From the definitions:

When light is incident on a material, by finding the fraction that gets reflected and transmitted, we can find the

$$\underbrace{R}_{\text{reflectance}}+\underbrace{A}_{\text{absorptance}}+\underbrace{T}_{\text{transmittance}}=1$$

$$\text{Absorbance}=\log_{10}\left(1/T\right)$$

For a given sample, I used a spectrophotometer to find both quantities. But the curves appear to give contradicting information about my sample:

Here is the problem:

The

I believe that these quantities are providing different information about the sample. But what exactly is the difference?

Any explanation would be greatly appreciated.

*physical significance*of absorptance versus absorbance. I have not come across a reference that clearly explains the distinction between the two quantities.From the definitions:

When light is incident on a material, by finding the fraction that gets reflected and transmitted, we can find the

*absorptance*— the fraction that is absorbed:$$\underbrace{R}_{\text{reflectance}}+\underbrace{A}_{\text{absorptance}}+\underbrace{T}_{\text{transmittance}}=1$$
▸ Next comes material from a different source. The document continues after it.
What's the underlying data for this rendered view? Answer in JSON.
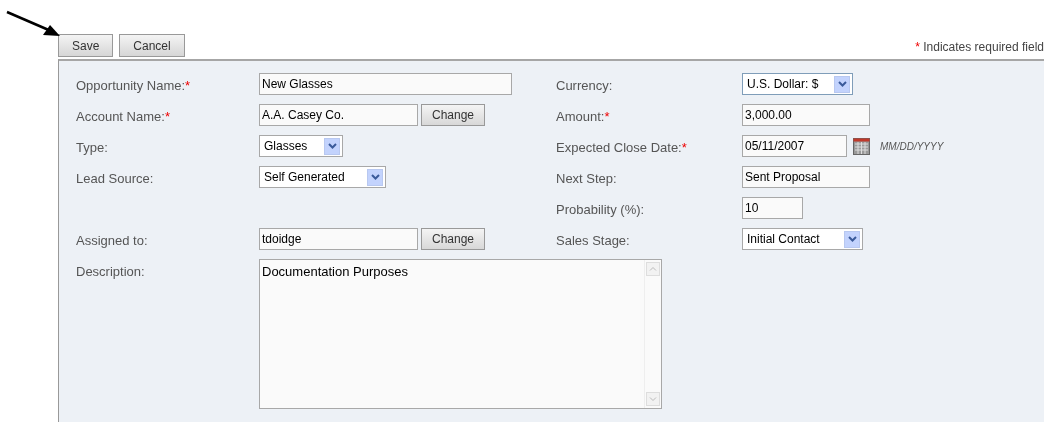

*Absorbance*(also called optical density) follows from the Beer-Lambert law and is written:$$\text{Absorbance}=\log_{10}\left(1/T\right)$$

For a given sample, I used a spectrophotometer to find both quantities. But the curves appear to give contradicting information about my sample:
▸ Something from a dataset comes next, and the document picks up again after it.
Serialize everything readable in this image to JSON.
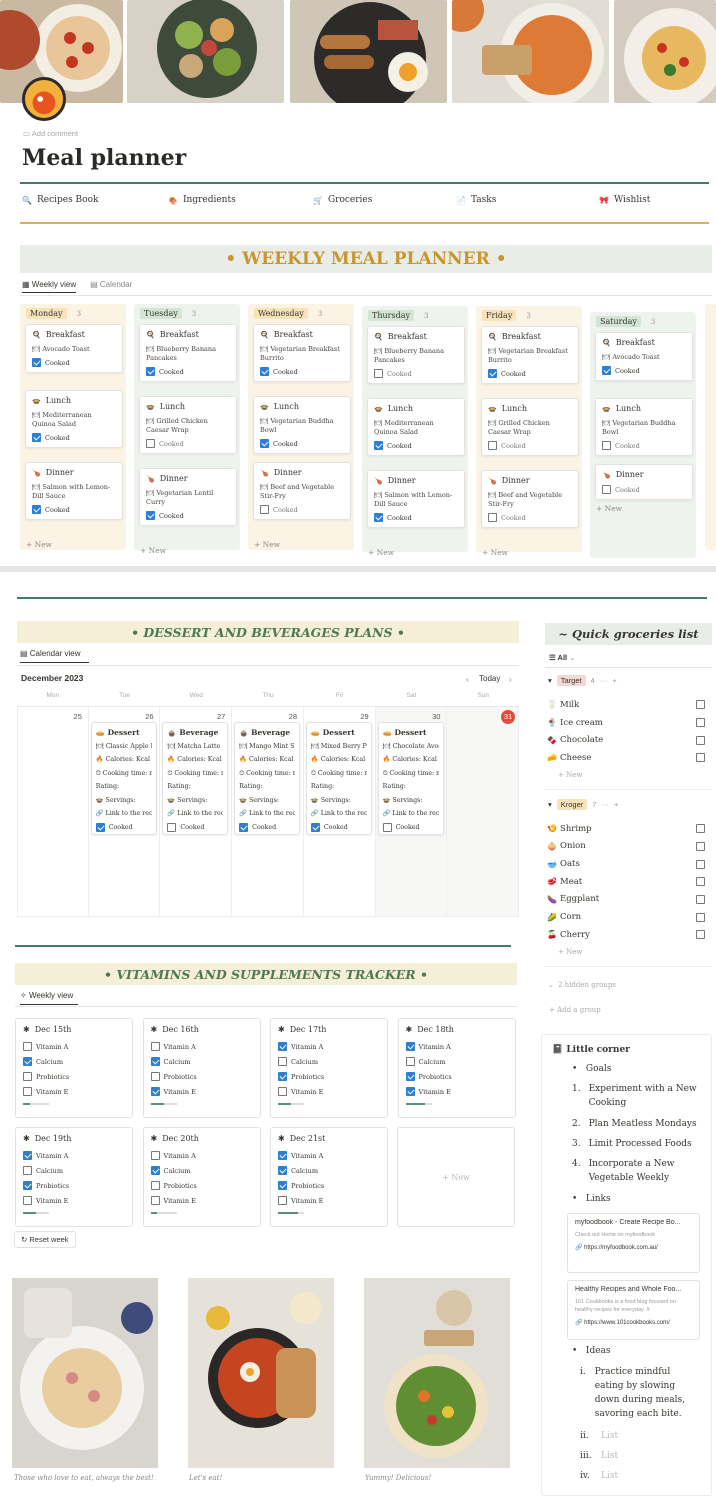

Here is the problem:

The

*absorptance*curve above shows that in the red (~680 nm) and in the blue-violet (<450 nm) regions we have approximately the same level of absorption. But the*absorbance*curve shows that the absorption is*much*greater in the blue-violet than in the red. These can't both be true.I believe that these quantities are providing different information about the sample. But what exactly is the difference?

Any explanation would be greatly appreciated.